Notice that Hollywood is of two minds on this issue.  Sometimes a film is re-shot or re-cut when audience reactions in preview showings suggest that a bleak and hopeless ending may encourage audiences to stay away in droves.  When this happens, there is often juicy byplay about how soulless Hollywood moguls are destroying the artistic integrity of the director.  But tacking an upbeat ending onto an essentially downer plot is a desperation move, not a serious response when the question the rest of the work poses is “Why go on living at all?”

Tragedy as a form seems to work (when it succeeds) because the audience understands the wrong-headedness of the hero and understands that although it is unavoidable for the hero, it is not unavoidable for everyone. So, there is a difference between hopelessness, anomie, and disaffection on the one hand and tragedy on the other.   In essence, tragedy is didactic.  The audience is brought to learn or recognize something positive. 

Traditionally, an artist suffers for his art, but I wonder if that is not just an excuse for artists who want their art to make us suffer as they have or imagine they have.  (Take that, you coddled reader, you!)  A generation of authors acquired the sobriquet “Angry Young Men” (not that it doesn’t occur with women) and took it as a badge of honor, but I was never convinced that anger for the sake of anger is salutary for the artist or the reader.  Sometimes it just makes me tired.

I have just finished two books that satisfied in the way I have proposed: Lola Shoneyin’s (2010) The Secret Lives of Baba Segi’s Wives and Helen Simonson’s (2010) Major Pettigrew’s Last Stand.  Neither insists on the purposelessness of existence, the impossibility of integrity, or the frustrations of inchoate morality; yet neither is blind to the vicissitudes of daily life–the one in a polygamous Nigerian family, the other in an uptight English Major (retired) living is a small town in Sussex.  Both deal intelligently with social issues both large and small; both recognize that not everyone is a Good Guy, but they find enough wiggle room in individual interactions to enable some good things to be realized.

Shoneyin’s book is a bit more sociological in its approach–or perhaps it feels that way because I was totally ignorant of even the most general facts of Nigerian society.  The author provides enough context for one to infer the forces and pressures of life in Ibadan and thus understand the motivations of her characters; but the exposition never feels forced or condescending.  I suppose the same is true of Simonson’s book, too.  The mores of rural England are taken for granted and addressed in the text only as they interact with the characters.  If I were unfamiliar with English village life, I think I would still be able to understand and appreciate the story Simonson tells. 

Henry James asked, “What is character but the determination of incident?

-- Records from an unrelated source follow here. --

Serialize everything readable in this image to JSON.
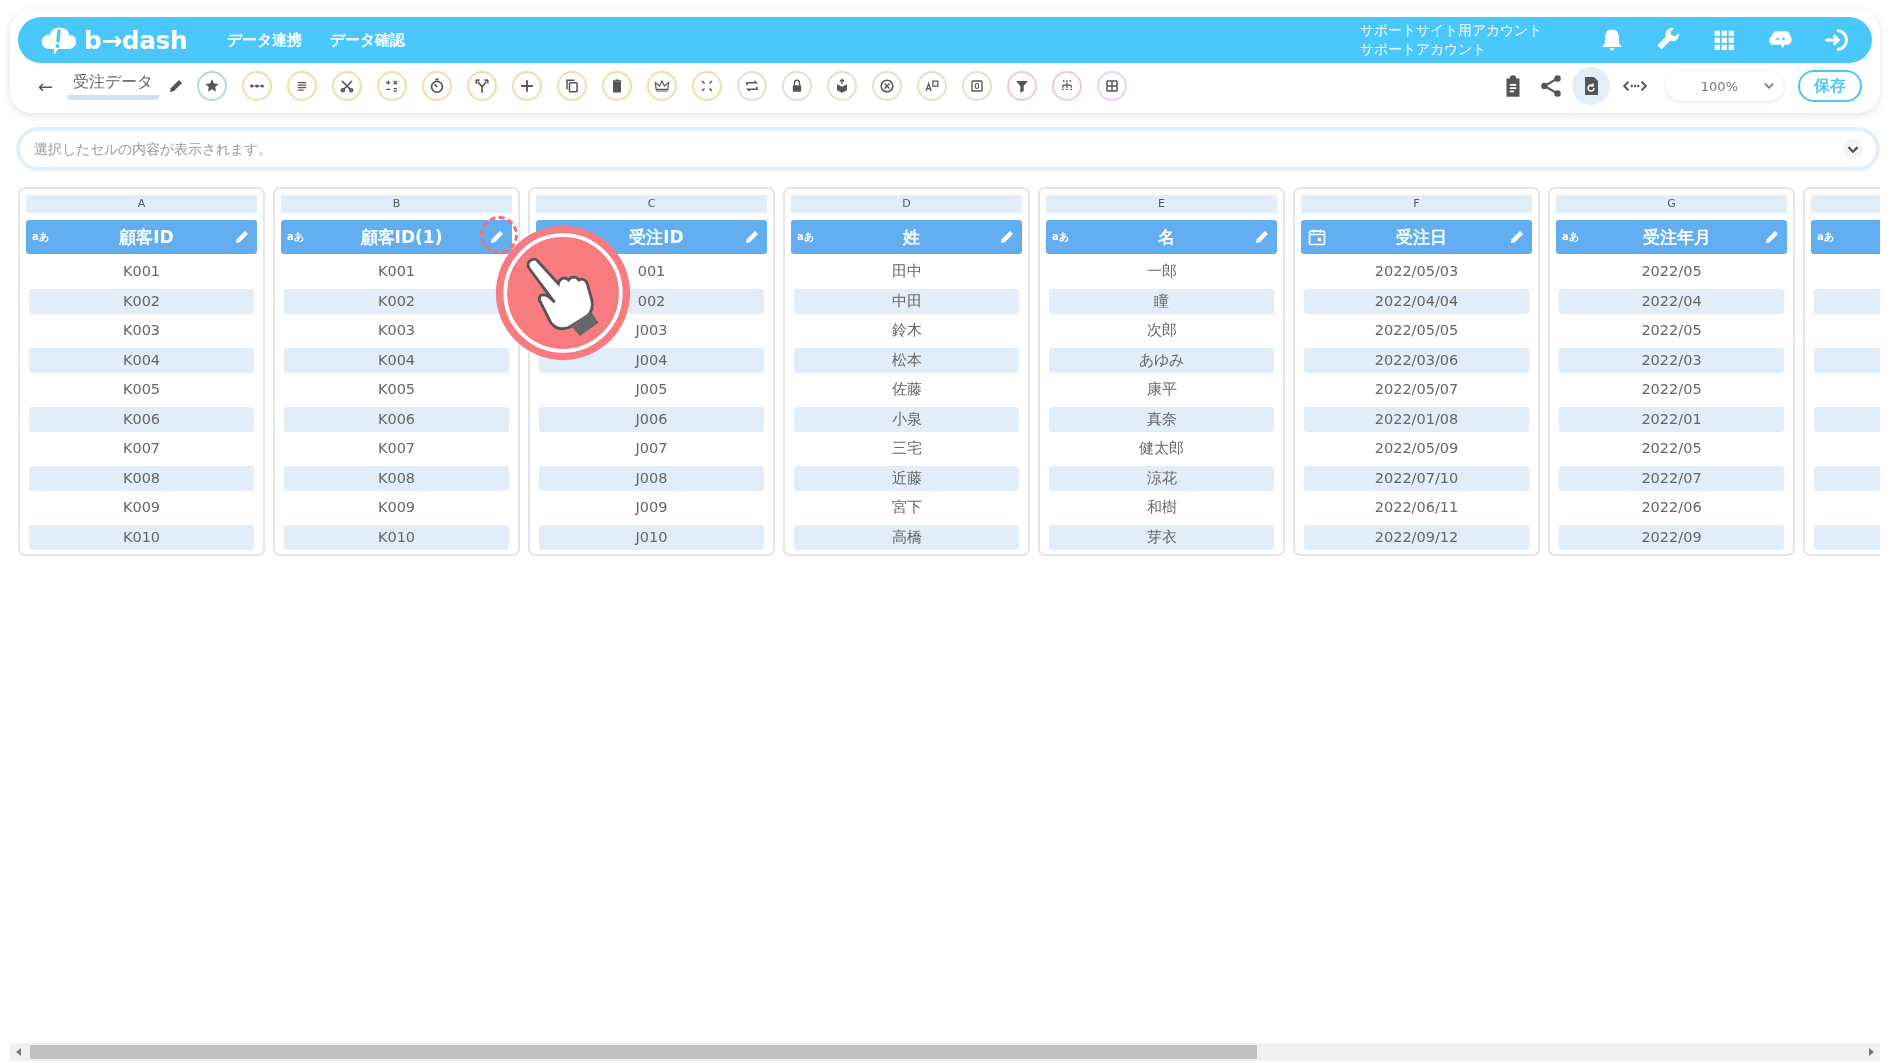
{
  "header": {
    "logo_text": "b→dash",
    "nav": [
      "データ連携",
      "データ確認"
    ],
    "account": [
      "サポートサイト用アカウント",
      "サポートアカウント"
    ]
  },
  "toolbar": {
    "back": "←",
    "title": "受注データ",
    "zoom": "100%",
    "save": "保存"
  },
  "cell_bar": {
    "placeholder": "選択したセルの内容が表示されます。"
  },
  "columns": [
    {
      "letter": "A",
      "name": "顧客ID",
      "kind": "text",
      "type_label": "aあ",
      "highlighted": false,
      "rows": [
        "K001",
        "K002",
        "K003",
        "K004",
        "K005",
        "K006",
        "K007",
        "K008",
        "K009",
        "K010"
      ]
    },
    {
      "letter": "B",
      "name": "顧客ID(1)",
      "kind": "text",
      "type_label": "aあ",
      "highlighted": true,
      "rows": [
        "K001",
        "K002",
        "K003",
        "K004",
        "K005",
        "K006",
        "K007",
        "K008",
        "K009",
        "K010"
      ]
    },
    {
      "letter": "C",
      "name": "受注ID",
      "kind": "text",
      "highlighted": false,
      "rows": [
        "001",
        "002",
        "J003",
        "J004",
        "J005",
        "J006",
        "J007",
        "J008",
        "J009",
        "J010"
      ]
    },
    {
      "letter": "D",
      "name": "姓",
      "kind": "text",
      "type_label": "aあ",
      "highlighted": false,
      "rows": [
        "田中",
        "中田",
        "鈴木",
        "松本",
        "佐藤",
        "小泉",
        "三宅",
        "近藤",
        "宮下",
        "高橋"
      ]
    },
    {
      "letter": "E",
      "name": "名",
      "kind": "text",
      "type_label": "aあ",
      "highlighted": false,
      "rows": [
        "一郎",
        "瞳",
        "次郎",
        "あゆみ",
        "康平",
        "真奈",
        "健太郎",
        "涼花",
        "和樹",
        "芽衣"
      ]
    },
    {
      "letter": "F",
      "name": "受注日",
      "kind": "date",
      "highlighted": false,
      "rows": [
        "2022/05/03",
        "2022/04/04",
        "2022/05/05",
        "2022/03/06",
        "2022/05/07",
        "2022/01/08",
        "2022/05/09",
        "2022/07/10",
        "2022/06/11",
        "2022/09/12"
      ]
    },
    {
      "letter": "G",
      "name": "受注年月",
      "kind": "text",
      "type_label": "aあ",
      "highlighted": false,
      "rows": [
        "2022/05",
        "2022/04",
        "2022/05",
        "2022/03",
        "2022/05",
        "2022/01",
        "2022/05",
        "2022/07",
        "2022/06",
        "2022/09"
      ]
    },
    {
      "kind": "text",
      "type_label": "aあ",
      "highlighted": false
    }
  ]
}
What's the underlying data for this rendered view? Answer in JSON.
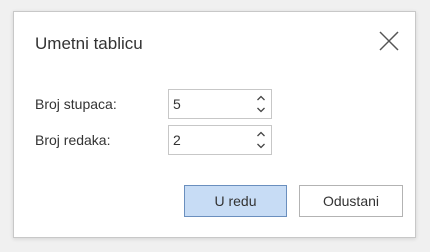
{
  "dialog": {
    "title": "Umetni tablicu",
    "close_icon": "close-icon",
    "fields": {
      "columns": {
        "label": "Broj stupaca:",
        "value": "5"
      },
      "rows": {
        "label": "Broj redaka:",
        "value": "2"
      }
    },
    "buttons": {
      "ok_label": "U redu",
      "cancel_label": "Odustani"
    }
  },
  "colors": {
    "ok_button_bg": "#c7dcf5",
    "ok_button_border": "#6a8fbe"
  }
}
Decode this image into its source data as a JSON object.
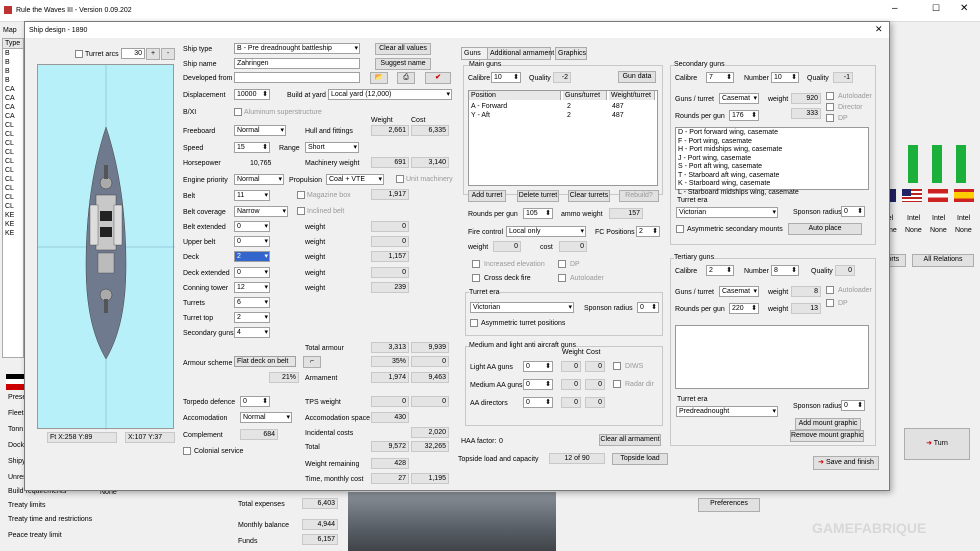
{
  "app": {
    "title": "Rule the Waves III - Version 0.09.202"
  },
  "dialog": {
    "title": "Ship design - 1890"
  },
  "left_menu": {
    "map": "Map",
    "type_header": "Type",
    "types": [
      "B",
      "B",
      "B",
      "B",
      "CA",
      "CA",
      "CA",
      "CA",
      "CL",
      "CL",
      "CL",
      "CL",
      "CL",
      "CL",
      "CL",
      "CL",
      "CL",
      "CL",
      "KE",
      "KE",
      "KE"
    ]
  },
  "left_bottom": [
    "Prese",
    "Fleet",
    "Tonn",
    "Dock",
    "Shipy",
    "Unres",
    "Build requirements",
    "Treaty limits",
    "Treaty time and restrictions",
    "Peace treaty limit"
  ],
  "bottom": {
    "none": "None",
    "total_expenses_label": "Total expenses",
    "total_expenses": "6,403",
    "monthly_balance_label": "Monthly balance",
    "monthly_balance": "4,944",
    "funds_label": "Funds",
    "funds": "6,157",
    "preferences": "Preferences",
    "watermark": "GAMEFABRIQUE"
  },
  "right": {
    "intel": [
      "Intel",
      "Intel",
      "Intel",
      "Intel"
    ],
    "none": [
      "None",
      "None",
      "None",
      "None"
    ],
    "ports": "Ports",
    "all_relations": "All Relations",
    "turn": "Turn",
    "flags": [
      "uk",
      "us",
      "at",
      "es"
    ]
  },
  "ship": {
    "turret_arcs": "Turret arcs",
    "arcs_value": "30",
    "plus": "+",
    "minus": "-",
    "coords_left": "Ft X:258 Y:89",
    "coords_right": "X:107 Y:37"
  },
  "form": {
    "ship_type_label": "Ship type",
    "ship_type": "B - Pre dreadnought battleship",
    "clear_all_values": "Clear all values",
    "ship_name_label": "Ship name",
    "ship_name": "Zahringen",
    "suggest_name": "Suggest name",
    "developed_from_label": "Developed from",
    "displacement_label": "Displacement",
    "displacement": "10000",
    "build_at_yard_label": "Build at yard",
    "build_at_yard": "Local yard (12,000)",
    "bxi_label": "B/XI",
    "aluminum": "Aluminum superstructure",
    "weight_header": "Weight",
    "cost_header": "Cost",
    "freeboard_label": "Freeboard",
    "freeboard": "Normal",
    "hull_label": "Hull and fittings",
    "hull_w": "2,661",
    "hull_c": "6,335",
    "speed_label": "Speed",
    "speed": "15",
    "range_label": "Range",
    "range": "Short",
    "horsepower_label": "Horsepower",
    "horsepower": "10,765",
    "machinery_label": "Machinery weight",
    "mach_w": "691",
    "mach_c": "3,140",
    "engine_label": "Engine priority",
    "engine": "Normal",
    "propulsion_label": "Propulsion",
    "propulsion": "Coal + VTE",
    "unit_machinery": "Unit machinery",
    "belt_label": "Belt",
    "belt": "11",
    "magazine_box": "Magazine box",
    "belt_w": "1,917",
    "belt_cov_label": "Belt coverage",
    "belt_cov": "Narrow",
    "inclined_belt": "Inclined belt",
    "belt_ext_label": "Belt extended",
    "belt_ext": "0",
    "weight_label": "weight",
    "belt_ext_w": "0",
    "upper_belt_label": "Upper belt",
    "upper_belt": "0",
    "upper_belt_w": "0",
    "deck_label": "Deck",
    "deck": "2",
    "deck_w": "1,157",
    "deck_ext_label": "Deck extended",
    "deck_ext": "0",
    "deck_ext_w": "0",
    "conning_label": "Conning tower",
    "conning": "12",
    "conning_w": "239",
    "turrets_label": "Turrets",
    "turrets": "6",
    "turret_top_label": "Turret top",
    "turret_top": "2",
    "sec_guns_label": "Secondary guns",
    "sec_guns": "4",
    "total_armour_label": "Total armour",
    "armour_w": "3,313",
    "armour_c": "9,939",
    "armour_scheme_label": "Armour scheme",
    "armour_scheme": "Flat deck on belt",
    "armour_pct1": "35%",
    "armour_pct1_c": "0",
    "armour_pct2": "21%",
    "armament_label": "Armament",
    "arm_w": "1,974",
    "arm_c": "9,463",
    "torpedo_label": "Torpedo defence",
    "torpedo": "0",
    "tps_label": "TPS weight",
    "tps_w": "0",
    "tps_c": "0",
    "accom_label": "Accomodation",
    "accom": "Normal",
    "accom_space_label": "Accomodation space",
    "accom_space": "430",
    "complement_label": "Complement",
    "complement": "684",
    "incidental_label": "Incidental costs",
    "incidental": "2,020",
    "colonial": "Colonial service",
    "total_label": "Total",
    "total_w": "9,572",
    "total_c": "32,265",
    "weight_remaining_label": "Weight remaining",
    "weight_remaining": "428",
    "time_cost_label": "Time, monthly cost",
    "time": "27",
    "monthly": "1,195"
  },
  "tabs": [
    "Guns",
    "Additional armament",
    "Graphics"
  ],
  "main_guns": {
    "title": "Main guns",
    "calibre_label": "Calibre",
    "calibre": "10",
    "quality_label": "Quality",
    "quality": "-2",
    "gun_data": "Gun data",
    "columns": [
      "Position",
      "Guns/turret",
      "Weight/turret"
    ],
    "rows": [
      {
        "position": "A - Forward",
        "guns": "2",
        "weight": "487"
      },
      {
        "position": "Y - Aft",
        "guns": "2",
        "weight": "487"
      }
    ],
    "add_turret": "Add turret",
    "delete_turret": "Delete turret",
    "clear_turrets": "Clear turrets",
    "rebuild": "Rebuild?",
    "rpg_label": "Rounds per gun",
    "rpg": "105",
    "ammo_label": "ammo weight",
    "ammo": "157",
    "fire_label": "Fire control",
    "fire": "Local only",
    "fc_pos_label": "FC Positions",
    "fc_pos": "2",
    "weight_label": "weight",
    "fc_w": "0",
    "cost_label": "cost",
    "fc_c": "0",
    "increased_elev": "Increased elevation",
    "dp": "DP",
    "cross_deck": "Cross deck fire",
    "autoloader": "Autoloader",
    "turret_era_label": "Turret era",
    "turret_era": "Victorian",
    "sponson_label": "Sponson radius",
    "sponson": "0",
    "asym": "Asymmetric turret positions"
  },
  "aa": {
    "title": "Medium and light anti aircraft guns",
    "weight_label": "Weight",
    "cost_label": "Cost",
    "light": "Light AA guns",
    "light_v": "0",
    "medium": "Medium AA guns",
    "medium_v": "0",
    "directors": "AA directors",
    "directors_v": "0",
    "zero": "0",
    "dims": "DIWS",
    "radar": "Radar dir"
  },
  "haa": {
    "factor_label": "HAA factor:",
    "factor": "0",
    "clear_all_armament": "Clear all armament"
  },
  "topside": {
    "label": "Topside load and capacity",
    "value": "12 of 90",
    "button": "Topside load"
  },
  "secondary": {
    "title": "Secondary guns",
    "calibre_label": "Calibre",
    "calibre": "7",
    "number_label": "Number",
    "number": "10",
    "quality_label": "Quality",
    "quality": "-1",
    "guns_turret_label": "Guns / turret",
    "guns_turret": "Casemat",
    "weight_label": "weight",
    "weight": "920",
    "autoloader": "Autoloader",
    "director": "Director",
    "rpg_label": "Rounds per gun",
    "rpg": "176",
    "weight2": "333",
    "dp": "DP",
    "positions": [
      "D - Port forward wing, casemate",
      "F - Port wing, casemate",
      "H - Port midships wing, casemate",
      "J - Port wing, casemate",
      "S - Port aft wing, casemate",
      "T - Starboard aft wing, casemate",
      "K - Starboard wing, casemate",
      "L - Starboard midships wing, casemate"
    ],
    "turret_era_label": "Turret era",
    "turret_era": "Victorian",
    "sponson_label": "Sponson radius",
    "sponson": "0",
    "asym": "Asymmetric secondary mounts",
    "auto_place": "Auto place"
  },
  "tertiary": {
    "title": "Tertiary guns",
    "calibre_label": "Calibre",
    "calibre": "2",
    "number_label": "Number",
    "number": "8",
    "quality_label": "Quality",
    "quality": "0",
    "guns_turret_label": "Guns / turret",
    "guns_turret": "Casemat",
    "weight_label": "weight",
    "weight": "8",
    "autoloader": "Autoloader",
    "rpg_label": "Rounds per gun",
    "rpg": "220",
    "weight2": "13",
    "dp": "DP",
    "turret_era_label": "Turret era",
    "turret_era": "Predreadnought",
    "sponson_label": "Sponson radius",
    "sponson": "0",
    "add_mount": "Add mount graphic",
    "remove_mount": "Remove mount graphic"
  },
  "save_finish": "Save and finish"
}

What is incident but the illustration of character? “  He was writing of the human (or anthropomorphic) actors in a tale, but in both Baba Segi and Major Pettigrew the prevailing mores are characters in their own right: the character of the society determining the incidents of the plot; and the incidents of the plot illustrating the character of the society.